Task prompt -
Retype each record exactly.

---+---

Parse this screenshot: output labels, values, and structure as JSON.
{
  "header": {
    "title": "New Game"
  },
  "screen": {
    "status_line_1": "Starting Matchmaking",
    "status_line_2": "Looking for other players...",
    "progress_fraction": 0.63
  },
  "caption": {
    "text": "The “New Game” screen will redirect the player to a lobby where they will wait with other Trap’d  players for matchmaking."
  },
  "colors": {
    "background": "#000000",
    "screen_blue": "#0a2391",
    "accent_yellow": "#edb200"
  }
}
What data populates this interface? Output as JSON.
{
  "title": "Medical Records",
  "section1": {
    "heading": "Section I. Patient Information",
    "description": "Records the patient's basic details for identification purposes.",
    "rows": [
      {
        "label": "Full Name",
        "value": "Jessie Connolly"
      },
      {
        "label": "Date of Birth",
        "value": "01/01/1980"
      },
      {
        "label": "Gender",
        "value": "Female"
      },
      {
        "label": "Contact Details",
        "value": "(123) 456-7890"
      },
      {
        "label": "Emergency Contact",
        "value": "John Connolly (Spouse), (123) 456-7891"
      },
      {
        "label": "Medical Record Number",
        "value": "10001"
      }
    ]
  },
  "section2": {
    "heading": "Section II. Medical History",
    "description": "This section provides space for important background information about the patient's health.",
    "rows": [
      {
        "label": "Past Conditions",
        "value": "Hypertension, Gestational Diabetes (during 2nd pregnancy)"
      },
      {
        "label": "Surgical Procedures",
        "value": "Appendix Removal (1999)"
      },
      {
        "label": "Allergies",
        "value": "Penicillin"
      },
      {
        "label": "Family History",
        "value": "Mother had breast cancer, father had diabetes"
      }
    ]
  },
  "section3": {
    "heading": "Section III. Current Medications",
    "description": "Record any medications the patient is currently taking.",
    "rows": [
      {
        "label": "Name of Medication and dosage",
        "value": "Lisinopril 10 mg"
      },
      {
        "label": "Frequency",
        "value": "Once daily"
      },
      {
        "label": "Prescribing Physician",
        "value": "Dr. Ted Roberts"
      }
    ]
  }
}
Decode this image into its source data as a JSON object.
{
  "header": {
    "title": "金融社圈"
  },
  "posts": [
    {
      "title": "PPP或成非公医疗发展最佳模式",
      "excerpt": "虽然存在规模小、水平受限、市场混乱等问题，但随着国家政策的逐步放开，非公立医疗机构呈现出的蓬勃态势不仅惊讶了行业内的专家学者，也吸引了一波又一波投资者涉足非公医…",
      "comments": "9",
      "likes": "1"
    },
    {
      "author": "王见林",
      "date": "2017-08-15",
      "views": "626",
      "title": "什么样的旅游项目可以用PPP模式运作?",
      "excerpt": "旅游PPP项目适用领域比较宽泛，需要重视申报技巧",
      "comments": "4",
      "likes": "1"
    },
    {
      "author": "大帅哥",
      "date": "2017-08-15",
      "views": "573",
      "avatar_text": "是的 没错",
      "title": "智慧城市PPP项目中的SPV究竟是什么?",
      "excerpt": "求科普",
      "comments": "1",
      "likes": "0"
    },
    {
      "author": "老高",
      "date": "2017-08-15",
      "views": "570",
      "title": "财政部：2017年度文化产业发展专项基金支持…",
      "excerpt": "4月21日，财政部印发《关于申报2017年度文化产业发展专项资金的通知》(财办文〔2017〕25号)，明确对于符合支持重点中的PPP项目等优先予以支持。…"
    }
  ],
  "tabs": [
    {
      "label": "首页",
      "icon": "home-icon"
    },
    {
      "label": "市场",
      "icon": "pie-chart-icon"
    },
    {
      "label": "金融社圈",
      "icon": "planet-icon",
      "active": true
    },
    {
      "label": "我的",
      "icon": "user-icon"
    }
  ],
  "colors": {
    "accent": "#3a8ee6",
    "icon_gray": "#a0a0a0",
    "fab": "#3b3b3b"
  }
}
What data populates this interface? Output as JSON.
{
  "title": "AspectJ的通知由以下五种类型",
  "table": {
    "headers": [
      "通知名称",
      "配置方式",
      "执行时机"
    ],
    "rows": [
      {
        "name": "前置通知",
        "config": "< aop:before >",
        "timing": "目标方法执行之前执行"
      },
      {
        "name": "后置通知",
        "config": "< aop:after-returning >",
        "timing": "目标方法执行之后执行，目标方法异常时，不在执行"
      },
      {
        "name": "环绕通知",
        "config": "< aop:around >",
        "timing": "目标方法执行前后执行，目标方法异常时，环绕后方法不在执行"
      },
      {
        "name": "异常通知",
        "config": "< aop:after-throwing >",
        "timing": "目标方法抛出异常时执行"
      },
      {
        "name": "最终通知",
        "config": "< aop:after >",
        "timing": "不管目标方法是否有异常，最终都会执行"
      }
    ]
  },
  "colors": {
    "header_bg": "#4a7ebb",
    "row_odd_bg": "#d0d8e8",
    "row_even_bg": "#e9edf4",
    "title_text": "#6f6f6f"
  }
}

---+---

Response area -
Parse this screenshot: output labels, values, and structure as JSON.
{
  "header": {
    "title": "New Game"
  },
  "screen": {
    "status_line_1": "Starting Matchmaking",
    "status_line_2": "Looking for other players...",
    "progress_fraction": 0.63
  },
  "caption": {
    "text": "The “New Game” screen will redirect the player to a lobby where they will wait with other Trap’d  players for matchmaking."
  },
  "colors": {
    "background": "#000000",
    "screen_blue": "#0a2391",
    "accent_yellow": "#edb200"
  }
}
What data populates this interface? Output as JSON.
{
  "title": "Medical Records",
  "section1": {
    "heading": "Section I. Patient Information",
    "description": "Records the patient's basic details for identification purposes.",
    "rows": [
      {
        "label": "Full Name",
        "value": "Jessie Connolly"
      },
      {
        "label": "Date of Birth",
        "value": "01/01/1980"
      },
      {
        "label": "Gender",
        "value": "Female"
      },
      {
        "label": "Contact Details",
        "value": "(123) 456-7890"
      },
      {
        "label": "Emergency Contact",
        "value": "John Connolly (Spouse), (123) 456-7891"
      },
      {
        "label": "Medical Record Number",
        "value": "10001"
      }
    ]
  },
  "section2": {
    "heading": "Section II. Medical History",
    "description": "This section provides space for important background information about the patient's health.",
    "rows": [
      {
        "label": "Past Conditions",
        "value": "Hypertension, Gestational Diabetes (during 2nd pregnancy)"
      },
      {
        "label": "Surgical Procedures",
        "value": "Appendix Removal (1999)"
      },
      {
        "label": "Allergies",
        "value": "Penicillin"
      },
      {
        "label": "Family History",
        "value": "Mother had breast cancer, father had diabetes"
      }
    ]
  },
  "section3": {
    "heading": "Section III. Current Medications",
    "description": "Record any medications the patient is currently taking.",
    "rows": [
      {
        "label": "Name of Medication and dosage",
        "value": "Lisinopril 10 mg"
      },
      {
        "label": "Frequency",
        "value": "Once daily"
      },
      {
        "label": "Prescribing Physician",
        "value": "Dr. Ted Roberts"
      }
    ]
  }
}
Decode this image into its source data as a JSON object.
{
  "header": {
    "title": "金融社圈"
  },
  "posts": [
    {
      "title": "PPP或成非公医疗发展最佳模式",
      "excerpt": "虽然存在规模小、水平受限、市场混乱等问题，但随着国家政策的逐步放开，非公立医疗机构呈现出的蓬勃态势不仅惊讶了行业内的专家学者，也吸引了一波又一波投资者涉足非公医…",
      "comments": "9",
      "likes": "1"
    },
    {
      "author": "王见林",
      "date": "2017-08-15",
      "views": "626",
      "title": "什么样的旅游项目可以用PPP模式运作?",
      "excerpt": "旅游PPP项目适用领域比较宽泛，需要重视申报技巧",
      "comments": "4",
      "likes": "1"
    },
    {
      "author": "大帅哥",
      "date": "2017-08-15",
      "views": "573",
      "avatar_text": "是的 没错",
      "title": "智慧城市PPP项目中的SPV究竟是什么?",
      "excerpt": "求科普",
      "comments": "1",
      "likes": "0"
    },
    {
      "author": "老高",
      "date": "2017-08-15",
      "views": "570",
      "title": "财政部：2017年度文化产业发展专项基金支持…",
      "excerpt": "4月21日，财政部印发《关于申报2017年度文化产业发展专项资金的通知》(财办文〔2017〕25号)，明确对于符合支持重点中的PPP项目等优先予以支持。…"
    }
  ],
  "tabs": [
    {
      "label": "首页",
      "icon": "home-icon"
    },
    {
      "label": "市场",
      "icon": "pie-chart-icon"
    },
    {
      "label": "金融社圈",
      "icon": "planet-icon",
      "active": true
    },
    {
      "label": "我的",
      "icon": "user-icon"
    }
  ],
  "colors": {
    "accent": "#3a8ee6",
    "icon_gray": "#a0a0a0",
    "fab": "#3b3b3b"
  }
}
What data populates this interface? Output as JSON.
{
  "title": "AspectJ的通知由以下五种类型",
  "table": {
    "headers": [
      "通知名称",
      "配置方式",
      "执行时机"
    ],
    "rows": [
      {
        "name": "前置通知",
        "config": "< aop:before >",
        "timing": "目标方法执行之前执行"
      },
      {
        "name": "后置通知",
        "config": "< aop:after-returning >",
        "timing": "目标方法执行之后执行，目标方法异常时，不在执行"
      },
      {
        "name": "环绕通知",
        "config": "< aop:around >",
        "timing": "目标方法执行前后执行，目标方法异常时，环绕后方法不在执行"
      },
      {
        "name": "异常通知",
        "config": "< aop:after-throwing >",
        "timing": "目标方法抛出异常时执行"
      },
      {
        "name": "最终通知",
        "config": "< aop:after >",
        "timing": "不管目标方法是否有异常，最终都会执行"
      }
    ]
  },
  "colors": {
    "header_bg": "#4a7ebb",
    "row_odd_bg": "#d0d8e8",
    "row_even_bg": "#e9edf4",
    "title_text": "#6f6f6f"
  }
}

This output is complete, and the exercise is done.